» Exercise aim
Each line of the data that mentions the string "útil" needs to be identified and copied.

» Dataset content

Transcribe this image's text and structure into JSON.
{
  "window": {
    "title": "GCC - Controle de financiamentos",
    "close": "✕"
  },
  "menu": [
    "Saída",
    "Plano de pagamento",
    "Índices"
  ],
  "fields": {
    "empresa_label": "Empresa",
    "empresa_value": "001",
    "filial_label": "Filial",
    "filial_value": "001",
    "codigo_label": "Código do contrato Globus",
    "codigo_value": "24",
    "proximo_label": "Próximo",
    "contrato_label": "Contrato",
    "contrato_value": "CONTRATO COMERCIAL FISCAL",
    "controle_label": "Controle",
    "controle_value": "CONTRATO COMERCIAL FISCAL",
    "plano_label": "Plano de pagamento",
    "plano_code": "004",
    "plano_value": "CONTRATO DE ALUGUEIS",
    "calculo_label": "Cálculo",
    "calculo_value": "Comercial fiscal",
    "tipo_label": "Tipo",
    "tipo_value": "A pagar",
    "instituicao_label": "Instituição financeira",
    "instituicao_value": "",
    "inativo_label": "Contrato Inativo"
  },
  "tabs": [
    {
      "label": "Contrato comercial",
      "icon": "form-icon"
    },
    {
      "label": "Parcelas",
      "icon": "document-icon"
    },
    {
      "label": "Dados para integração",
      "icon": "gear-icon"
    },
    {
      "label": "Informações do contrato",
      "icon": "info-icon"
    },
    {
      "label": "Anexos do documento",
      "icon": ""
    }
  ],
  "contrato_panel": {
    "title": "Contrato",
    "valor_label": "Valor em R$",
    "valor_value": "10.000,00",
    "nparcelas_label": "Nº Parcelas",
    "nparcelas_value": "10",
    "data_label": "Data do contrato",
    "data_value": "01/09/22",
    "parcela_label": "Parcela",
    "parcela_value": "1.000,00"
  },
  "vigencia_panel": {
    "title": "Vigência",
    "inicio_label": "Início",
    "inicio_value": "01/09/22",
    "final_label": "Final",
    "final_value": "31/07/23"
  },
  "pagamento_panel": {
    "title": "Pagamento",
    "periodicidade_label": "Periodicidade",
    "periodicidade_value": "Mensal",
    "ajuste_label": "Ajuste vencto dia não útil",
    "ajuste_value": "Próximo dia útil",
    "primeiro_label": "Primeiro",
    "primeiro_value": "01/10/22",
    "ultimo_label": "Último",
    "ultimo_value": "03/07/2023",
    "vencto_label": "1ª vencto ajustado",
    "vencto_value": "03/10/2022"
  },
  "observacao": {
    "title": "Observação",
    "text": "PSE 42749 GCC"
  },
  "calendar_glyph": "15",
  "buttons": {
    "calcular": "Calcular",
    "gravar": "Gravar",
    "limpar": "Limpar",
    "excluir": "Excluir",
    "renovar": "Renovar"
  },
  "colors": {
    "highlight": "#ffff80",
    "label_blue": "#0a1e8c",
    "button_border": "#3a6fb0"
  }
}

» Solution to this task
    "ajuste_label": "Ajuste vencto dia não útil",
    "ajuste_value": "Próximo dia útil",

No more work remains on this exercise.